The task — Copy each line of the records that contains the word "magna".

Data listing —
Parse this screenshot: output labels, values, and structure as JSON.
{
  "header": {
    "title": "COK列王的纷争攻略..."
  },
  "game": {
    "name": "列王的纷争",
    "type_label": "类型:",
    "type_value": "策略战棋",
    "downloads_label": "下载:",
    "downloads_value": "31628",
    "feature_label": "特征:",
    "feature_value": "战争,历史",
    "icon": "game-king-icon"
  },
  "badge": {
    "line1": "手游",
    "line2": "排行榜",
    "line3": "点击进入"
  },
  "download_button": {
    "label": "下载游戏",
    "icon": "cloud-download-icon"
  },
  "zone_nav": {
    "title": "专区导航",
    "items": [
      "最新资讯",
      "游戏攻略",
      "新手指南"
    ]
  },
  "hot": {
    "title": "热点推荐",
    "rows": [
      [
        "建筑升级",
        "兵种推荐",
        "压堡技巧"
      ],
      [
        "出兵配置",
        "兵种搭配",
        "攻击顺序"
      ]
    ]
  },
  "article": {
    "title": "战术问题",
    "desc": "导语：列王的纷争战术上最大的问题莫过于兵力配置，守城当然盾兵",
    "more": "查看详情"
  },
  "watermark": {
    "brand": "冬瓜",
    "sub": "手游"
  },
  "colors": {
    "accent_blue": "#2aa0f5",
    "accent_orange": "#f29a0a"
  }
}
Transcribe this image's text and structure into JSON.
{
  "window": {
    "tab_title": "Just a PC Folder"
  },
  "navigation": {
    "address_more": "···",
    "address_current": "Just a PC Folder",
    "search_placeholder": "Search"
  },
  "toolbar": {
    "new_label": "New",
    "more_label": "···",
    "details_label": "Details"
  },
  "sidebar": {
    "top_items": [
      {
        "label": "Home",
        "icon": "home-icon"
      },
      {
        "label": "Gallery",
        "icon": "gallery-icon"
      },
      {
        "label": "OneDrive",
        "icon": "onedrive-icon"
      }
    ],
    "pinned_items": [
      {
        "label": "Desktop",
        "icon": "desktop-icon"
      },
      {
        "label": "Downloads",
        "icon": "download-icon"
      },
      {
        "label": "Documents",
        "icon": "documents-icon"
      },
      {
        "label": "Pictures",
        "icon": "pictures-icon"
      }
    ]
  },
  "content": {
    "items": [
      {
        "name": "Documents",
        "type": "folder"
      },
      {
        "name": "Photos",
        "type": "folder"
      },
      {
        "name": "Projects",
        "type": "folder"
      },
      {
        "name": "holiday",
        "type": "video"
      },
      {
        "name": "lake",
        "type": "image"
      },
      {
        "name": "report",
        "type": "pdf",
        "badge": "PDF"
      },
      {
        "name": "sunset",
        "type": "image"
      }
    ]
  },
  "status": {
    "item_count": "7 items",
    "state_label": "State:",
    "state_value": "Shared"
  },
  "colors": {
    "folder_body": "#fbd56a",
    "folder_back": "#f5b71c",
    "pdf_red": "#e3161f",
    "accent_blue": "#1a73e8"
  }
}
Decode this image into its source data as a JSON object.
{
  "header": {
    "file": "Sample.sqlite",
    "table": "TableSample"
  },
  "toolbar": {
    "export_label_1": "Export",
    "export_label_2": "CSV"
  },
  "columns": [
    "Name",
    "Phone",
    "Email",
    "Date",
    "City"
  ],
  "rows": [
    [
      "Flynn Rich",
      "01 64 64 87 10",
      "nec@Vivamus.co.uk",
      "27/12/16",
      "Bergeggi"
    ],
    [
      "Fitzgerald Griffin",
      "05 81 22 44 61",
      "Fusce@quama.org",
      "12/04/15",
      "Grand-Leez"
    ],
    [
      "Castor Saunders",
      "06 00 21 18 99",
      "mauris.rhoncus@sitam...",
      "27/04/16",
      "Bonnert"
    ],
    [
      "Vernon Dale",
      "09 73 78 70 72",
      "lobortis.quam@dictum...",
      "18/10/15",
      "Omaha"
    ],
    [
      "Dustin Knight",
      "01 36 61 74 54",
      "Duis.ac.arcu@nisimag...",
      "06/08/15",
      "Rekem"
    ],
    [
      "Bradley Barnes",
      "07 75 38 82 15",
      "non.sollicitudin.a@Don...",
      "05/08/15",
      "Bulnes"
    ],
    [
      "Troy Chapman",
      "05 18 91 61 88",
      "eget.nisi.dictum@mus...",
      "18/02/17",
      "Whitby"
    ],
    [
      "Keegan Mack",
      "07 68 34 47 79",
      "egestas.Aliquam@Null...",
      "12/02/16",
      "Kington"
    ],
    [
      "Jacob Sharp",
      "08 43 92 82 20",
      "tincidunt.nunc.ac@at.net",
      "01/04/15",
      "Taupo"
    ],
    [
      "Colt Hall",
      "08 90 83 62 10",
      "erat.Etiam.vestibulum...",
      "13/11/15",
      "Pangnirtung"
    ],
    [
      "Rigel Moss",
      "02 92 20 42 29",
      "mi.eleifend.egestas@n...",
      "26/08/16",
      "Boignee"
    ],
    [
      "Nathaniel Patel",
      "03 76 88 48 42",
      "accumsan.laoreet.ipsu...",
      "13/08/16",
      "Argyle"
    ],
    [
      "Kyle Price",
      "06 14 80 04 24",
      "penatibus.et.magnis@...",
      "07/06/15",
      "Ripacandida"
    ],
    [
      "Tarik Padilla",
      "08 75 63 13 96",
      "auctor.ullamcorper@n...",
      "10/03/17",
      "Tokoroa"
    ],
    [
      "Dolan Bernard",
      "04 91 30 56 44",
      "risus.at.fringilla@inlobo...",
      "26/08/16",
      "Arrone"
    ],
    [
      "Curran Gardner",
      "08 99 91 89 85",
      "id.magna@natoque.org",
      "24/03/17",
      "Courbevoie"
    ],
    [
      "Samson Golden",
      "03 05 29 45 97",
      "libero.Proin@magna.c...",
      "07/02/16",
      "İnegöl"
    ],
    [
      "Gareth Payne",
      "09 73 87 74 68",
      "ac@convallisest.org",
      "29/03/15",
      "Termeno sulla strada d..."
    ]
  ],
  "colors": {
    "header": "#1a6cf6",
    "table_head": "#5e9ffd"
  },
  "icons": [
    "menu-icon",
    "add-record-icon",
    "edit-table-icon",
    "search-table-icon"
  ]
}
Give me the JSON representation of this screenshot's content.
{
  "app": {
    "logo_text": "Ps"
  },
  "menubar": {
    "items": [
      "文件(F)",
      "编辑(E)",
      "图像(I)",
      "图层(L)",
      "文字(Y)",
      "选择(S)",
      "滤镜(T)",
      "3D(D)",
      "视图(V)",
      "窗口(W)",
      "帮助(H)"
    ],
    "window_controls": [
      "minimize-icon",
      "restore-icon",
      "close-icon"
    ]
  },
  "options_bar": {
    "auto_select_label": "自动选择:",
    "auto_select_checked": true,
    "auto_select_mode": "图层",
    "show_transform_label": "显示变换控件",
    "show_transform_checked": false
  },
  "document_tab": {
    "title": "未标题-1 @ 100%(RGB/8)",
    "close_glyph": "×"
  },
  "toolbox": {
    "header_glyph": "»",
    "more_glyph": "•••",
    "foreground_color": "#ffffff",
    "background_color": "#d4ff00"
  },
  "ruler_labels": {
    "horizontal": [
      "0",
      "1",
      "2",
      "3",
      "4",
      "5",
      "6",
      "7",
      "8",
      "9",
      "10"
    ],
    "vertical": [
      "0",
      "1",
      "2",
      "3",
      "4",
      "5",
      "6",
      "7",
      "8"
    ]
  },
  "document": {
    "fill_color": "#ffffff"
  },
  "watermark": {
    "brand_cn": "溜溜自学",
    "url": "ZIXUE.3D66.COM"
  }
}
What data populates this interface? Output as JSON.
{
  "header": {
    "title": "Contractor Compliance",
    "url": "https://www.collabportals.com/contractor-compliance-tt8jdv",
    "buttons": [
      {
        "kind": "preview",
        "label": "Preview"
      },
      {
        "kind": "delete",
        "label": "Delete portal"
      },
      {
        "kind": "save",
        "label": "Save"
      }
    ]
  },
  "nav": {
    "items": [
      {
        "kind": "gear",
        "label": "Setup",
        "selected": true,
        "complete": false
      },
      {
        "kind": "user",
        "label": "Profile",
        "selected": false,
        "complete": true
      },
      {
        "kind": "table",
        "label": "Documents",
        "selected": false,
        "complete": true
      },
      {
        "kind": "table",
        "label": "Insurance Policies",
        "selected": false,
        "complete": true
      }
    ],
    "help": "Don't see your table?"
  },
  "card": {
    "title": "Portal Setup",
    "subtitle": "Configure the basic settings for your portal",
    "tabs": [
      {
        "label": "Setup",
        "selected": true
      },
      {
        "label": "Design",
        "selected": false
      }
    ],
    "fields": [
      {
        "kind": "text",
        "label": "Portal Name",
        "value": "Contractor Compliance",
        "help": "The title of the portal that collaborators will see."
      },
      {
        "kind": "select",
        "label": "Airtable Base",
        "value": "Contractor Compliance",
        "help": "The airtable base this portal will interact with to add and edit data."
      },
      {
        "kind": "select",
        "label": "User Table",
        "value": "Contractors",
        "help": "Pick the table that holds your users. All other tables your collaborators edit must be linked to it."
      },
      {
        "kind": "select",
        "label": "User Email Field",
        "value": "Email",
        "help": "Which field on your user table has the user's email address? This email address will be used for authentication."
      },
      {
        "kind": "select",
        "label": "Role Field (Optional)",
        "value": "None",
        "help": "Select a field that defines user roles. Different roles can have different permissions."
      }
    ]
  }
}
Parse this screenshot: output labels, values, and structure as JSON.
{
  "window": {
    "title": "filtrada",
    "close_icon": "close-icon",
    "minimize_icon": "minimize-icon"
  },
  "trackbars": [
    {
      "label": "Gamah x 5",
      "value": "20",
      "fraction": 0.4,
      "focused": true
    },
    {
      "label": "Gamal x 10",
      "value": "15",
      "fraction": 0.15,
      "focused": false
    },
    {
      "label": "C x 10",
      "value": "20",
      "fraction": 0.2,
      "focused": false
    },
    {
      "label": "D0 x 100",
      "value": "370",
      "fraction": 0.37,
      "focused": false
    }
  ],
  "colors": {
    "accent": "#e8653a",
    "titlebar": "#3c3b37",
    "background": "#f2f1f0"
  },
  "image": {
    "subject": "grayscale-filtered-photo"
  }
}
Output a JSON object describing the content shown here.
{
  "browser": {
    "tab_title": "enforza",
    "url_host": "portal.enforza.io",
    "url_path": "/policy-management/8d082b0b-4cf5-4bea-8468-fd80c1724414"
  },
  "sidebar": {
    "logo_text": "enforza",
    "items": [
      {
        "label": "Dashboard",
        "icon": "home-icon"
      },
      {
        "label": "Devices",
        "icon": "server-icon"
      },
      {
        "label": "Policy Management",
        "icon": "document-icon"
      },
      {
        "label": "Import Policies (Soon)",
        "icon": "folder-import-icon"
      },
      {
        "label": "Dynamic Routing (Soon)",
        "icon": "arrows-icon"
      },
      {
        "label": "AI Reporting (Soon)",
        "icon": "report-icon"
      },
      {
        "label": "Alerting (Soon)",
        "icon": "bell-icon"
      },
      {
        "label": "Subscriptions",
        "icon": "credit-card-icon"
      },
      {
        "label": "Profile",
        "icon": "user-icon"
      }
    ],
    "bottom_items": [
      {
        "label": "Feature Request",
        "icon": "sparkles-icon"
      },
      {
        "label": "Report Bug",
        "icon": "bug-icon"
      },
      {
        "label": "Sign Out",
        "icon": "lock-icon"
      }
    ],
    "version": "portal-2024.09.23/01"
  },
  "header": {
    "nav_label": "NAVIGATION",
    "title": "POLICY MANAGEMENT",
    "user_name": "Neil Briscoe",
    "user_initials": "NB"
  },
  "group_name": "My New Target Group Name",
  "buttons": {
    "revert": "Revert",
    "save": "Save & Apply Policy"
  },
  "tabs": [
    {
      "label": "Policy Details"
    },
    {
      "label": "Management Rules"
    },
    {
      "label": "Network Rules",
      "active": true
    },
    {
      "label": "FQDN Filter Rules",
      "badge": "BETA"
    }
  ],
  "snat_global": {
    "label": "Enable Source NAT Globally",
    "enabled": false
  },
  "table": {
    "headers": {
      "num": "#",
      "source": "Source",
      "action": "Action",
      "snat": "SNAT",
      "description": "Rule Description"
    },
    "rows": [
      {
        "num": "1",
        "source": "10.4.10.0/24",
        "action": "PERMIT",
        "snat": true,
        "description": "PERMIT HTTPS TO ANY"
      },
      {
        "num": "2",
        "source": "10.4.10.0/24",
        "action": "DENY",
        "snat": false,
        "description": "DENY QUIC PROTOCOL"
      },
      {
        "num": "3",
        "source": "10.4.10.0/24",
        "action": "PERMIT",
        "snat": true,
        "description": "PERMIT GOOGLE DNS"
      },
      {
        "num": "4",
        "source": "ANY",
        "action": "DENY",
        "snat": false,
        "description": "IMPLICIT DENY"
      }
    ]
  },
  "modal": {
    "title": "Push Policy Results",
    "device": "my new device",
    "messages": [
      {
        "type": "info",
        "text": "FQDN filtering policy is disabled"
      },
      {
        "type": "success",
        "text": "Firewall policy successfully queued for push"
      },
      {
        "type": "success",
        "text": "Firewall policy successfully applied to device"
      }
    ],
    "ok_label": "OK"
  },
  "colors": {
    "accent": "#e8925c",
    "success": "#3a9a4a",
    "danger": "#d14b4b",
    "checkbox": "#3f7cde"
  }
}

Result —
      "id.magna@natoque.org",
      "libero.Proin@magna.c...",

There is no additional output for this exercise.